My belief is that you should not clerk simply because you think it is something that will get you a better position. A clerkship is something that you should do because it will add depth and meaning to your future legal career. I do not believe that a state court clerkship (especially with an appellate judge) can possible hurt you in your marketability. Indeed, the skills and understanding you pick up during your clerkship will be something you can carry with you throughout your career.
In order to determine whether you should take a state court clerkship, it will be important that you analyze whether or not you want to work in the area of the country where you may be clerking. While a state court clerkship is typically not as prestigious as a federal one, it is something that can provide you with important local contacts and knowledge of state law. More importantly, I seriously doubt that a state court clerkship will hurt you. Instead, a state court clerkship will provide you with tools and an understanding of the legal system you can carry with you throughout your career.
While I have saved this for last, I believe that an important component of your question involves a brief discussion in this conclusion. You are a second year law student and it is only December. If your goal is to be marketable to a law firm, you may be ''barking up the wrong tree'' at this point by simply seeking a clerkship. Instead, you should accelerate your job search and apply to more law firms and look at more sources of information if working in a law firm is something you want to do. If you are considering accepting a clerkship just to make yourself more marketable, you are not doing yourself, the judge you will be working for, or the justice system itself any favors.

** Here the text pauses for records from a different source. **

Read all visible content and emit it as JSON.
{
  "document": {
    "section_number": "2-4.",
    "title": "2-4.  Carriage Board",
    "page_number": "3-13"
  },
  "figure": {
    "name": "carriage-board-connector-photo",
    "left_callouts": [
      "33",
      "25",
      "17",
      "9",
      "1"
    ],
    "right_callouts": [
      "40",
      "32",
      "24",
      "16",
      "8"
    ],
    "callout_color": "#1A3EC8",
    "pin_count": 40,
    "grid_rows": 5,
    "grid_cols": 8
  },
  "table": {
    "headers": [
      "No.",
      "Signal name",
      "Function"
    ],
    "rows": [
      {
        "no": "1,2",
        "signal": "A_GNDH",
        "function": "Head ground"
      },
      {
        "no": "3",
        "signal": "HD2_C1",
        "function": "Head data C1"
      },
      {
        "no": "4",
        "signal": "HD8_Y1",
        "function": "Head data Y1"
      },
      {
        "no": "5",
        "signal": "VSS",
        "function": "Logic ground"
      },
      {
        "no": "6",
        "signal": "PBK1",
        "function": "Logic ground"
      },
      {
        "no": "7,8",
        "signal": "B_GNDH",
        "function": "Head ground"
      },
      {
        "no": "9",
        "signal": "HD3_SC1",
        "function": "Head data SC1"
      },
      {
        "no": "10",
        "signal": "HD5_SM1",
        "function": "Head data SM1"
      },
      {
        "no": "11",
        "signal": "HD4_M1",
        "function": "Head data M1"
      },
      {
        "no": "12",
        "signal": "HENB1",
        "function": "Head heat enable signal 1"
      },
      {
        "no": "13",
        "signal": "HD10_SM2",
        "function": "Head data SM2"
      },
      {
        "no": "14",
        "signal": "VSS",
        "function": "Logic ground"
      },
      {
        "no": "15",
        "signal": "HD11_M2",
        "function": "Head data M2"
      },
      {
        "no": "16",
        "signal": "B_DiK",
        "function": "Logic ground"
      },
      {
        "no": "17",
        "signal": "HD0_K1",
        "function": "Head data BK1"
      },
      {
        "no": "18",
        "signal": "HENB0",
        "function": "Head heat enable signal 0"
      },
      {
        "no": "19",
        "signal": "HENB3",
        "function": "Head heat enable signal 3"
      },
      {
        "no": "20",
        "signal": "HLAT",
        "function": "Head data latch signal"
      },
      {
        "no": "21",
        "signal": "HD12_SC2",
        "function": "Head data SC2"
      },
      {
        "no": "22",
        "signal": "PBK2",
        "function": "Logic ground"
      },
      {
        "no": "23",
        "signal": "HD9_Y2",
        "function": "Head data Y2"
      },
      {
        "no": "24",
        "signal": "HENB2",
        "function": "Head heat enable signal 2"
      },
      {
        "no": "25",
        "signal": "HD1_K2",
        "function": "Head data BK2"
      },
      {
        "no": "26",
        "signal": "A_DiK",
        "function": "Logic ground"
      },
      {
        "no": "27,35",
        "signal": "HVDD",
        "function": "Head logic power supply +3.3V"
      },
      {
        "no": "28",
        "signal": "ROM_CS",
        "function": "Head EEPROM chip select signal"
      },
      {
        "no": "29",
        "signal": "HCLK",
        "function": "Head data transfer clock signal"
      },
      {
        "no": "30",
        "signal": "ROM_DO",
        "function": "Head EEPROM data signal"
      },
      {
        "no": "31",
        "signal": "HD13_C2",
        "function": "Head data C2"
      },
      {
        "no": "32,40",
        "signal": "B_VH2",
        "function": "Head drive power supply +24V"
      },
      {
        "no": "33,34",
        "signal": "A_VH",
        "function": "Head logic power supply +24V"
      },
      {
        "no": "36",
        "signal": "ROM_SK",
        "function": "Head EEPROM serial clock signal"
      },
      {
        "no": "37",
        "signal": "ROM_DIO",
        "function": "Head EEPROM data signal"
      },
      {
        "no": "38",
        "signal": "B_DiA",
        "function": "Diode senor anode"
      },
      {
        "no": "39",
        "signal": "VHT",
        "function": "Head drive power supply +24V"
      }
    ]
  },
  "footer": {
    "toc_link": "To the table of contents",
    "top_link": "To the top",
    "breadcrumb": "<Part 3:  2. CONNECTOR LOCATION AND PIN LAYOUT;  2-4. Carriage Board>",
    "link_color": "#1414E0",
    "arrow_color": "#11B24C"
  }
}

- See Law Schools That Send the Most Attorneys to United States Supreme Court Clerkships for more information about getting a clerkship in the US Supreme Court.